by Linda Bezos 

Francesco Scognamiglio skipped Paris haute couture but released his couture collection from his atelier in Milan. His work is of a traditional master devoid of the exhausting celebrity driven outputs of bigger fashion houses. He views his couture work to be the pinnacle of fashion and rightly so. While Paris was full of experimentation and levity, Francesco's work is of meditation and seriousness. Despite the philosophical schism that exists between old masters and new machines, the quality of Scognamiglio's work is undisputed.

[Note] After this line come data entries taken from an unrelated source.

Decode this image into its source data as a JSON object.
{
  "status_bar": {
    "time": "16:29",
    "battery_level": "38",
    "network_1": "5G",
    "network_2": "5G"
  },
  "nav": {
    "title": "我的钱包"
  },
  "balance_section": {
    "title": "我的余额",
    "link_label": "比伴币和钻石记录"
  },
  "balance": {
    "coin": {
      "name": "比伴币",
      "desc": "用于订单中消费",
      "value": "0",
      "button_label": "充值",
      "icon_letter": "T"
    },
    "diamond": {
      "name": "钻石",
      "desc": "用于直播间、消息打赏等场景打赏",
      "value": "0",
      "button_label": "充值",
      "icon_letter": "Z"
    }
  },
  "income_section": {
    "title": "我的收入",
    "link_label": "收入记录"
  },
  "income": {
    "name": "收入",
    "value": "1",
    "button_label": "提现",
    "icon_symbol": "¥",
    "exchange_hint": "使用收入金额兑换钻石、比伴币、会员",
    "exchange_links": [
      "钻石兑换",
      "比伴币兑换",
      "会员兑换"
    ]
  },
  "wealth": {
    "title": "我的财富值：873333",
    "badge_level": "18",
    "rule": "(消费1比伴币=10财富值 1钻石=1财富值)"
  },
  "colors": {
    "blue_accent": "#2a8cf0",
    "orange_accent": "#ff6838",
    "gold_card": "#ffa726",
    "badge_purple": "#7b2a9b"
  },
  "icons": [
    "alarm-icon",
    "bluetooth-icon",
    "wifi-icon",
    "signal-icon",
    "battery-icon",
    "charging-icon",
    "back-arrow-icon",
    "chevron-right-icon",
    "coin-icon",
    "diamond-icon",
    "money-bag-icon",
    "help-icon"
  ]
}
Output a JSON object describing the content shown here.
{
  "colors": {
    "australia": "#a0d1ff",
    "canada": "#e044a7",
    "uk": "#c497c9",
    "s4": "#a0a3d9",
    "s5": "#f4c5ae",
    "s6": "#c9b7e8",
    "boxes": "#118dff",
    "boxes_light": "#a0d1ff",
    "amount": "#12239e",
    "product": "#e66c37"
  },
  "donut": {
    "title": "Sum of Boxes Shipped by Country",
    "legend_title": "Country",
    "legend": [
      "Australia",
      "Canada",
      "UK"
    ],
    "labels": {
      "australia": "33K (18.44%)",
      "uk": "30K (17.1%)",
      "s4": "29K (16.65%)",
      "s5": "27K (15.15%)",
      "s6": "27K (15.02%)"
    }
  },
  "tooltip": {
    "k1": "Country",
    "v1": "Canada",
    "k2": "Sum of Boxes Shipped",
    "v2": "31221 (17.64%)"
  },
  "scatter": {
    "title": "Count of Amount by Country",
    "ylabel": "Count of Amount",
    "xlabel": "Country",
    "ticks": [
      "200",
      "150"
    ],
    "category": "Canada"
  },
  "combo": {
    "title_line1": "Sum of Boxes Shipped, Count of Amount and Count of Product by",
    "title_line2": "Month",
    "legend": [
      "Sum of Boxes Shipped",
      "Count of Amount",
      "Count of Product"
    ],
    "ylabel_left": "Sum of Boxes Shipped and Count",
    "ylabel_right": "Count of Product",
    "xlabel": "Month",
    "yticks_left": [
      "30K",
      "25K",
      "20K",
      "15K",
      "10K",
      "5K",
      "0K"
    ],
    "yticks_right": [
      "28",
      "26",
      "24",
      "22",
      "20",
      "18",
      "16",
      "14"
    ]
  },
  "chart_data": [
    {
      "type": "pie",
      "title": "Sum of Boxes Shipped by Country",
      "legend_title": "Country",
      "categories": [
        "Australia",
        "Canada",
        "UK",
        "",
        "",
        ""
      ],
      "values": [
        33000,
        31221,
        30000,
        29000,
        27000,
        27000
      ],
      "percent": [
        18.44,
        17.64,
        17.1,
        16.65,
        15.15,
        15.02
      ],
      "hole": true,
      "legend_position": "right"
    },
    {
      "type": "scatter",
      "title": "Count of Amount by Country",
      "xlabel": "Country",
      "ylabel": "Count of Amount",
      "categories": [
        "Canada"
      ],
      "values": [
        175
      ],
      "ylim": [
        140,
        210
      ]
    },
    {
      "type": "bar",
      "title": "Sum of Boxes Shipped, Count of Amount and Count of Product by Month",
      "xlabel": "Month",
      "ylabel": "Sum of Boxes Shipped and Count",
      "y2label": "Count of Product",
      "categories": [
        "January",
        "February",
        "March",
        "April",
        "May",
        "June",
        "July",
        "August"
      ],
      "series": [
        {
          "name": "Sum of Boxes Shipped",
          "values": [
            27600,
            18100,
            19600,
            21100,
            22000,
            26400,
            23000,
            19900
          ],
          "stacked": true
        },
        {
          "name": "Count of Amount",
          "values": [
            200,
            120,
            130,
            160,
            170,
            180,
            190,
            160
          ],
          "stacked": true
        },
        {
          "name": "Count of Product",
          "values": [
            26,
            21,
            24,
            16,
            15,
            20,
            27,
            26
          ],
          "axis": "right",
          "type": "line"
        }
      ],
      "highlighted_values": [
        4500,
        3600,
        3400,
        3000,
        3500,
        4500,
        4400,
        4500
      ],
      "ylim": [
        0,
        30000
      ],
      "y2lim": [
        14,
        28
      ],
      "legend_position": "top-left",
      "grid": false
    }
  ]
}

The escapism from the hordes of fashion bloggers, stylists is all there as a form of quiet revolution, creating a foundation for solace if not utopia. And haute couture is the right space to enjoy the heady height of fashion's ivory tower and from the looks of it, Scognamiglio is enjoying it.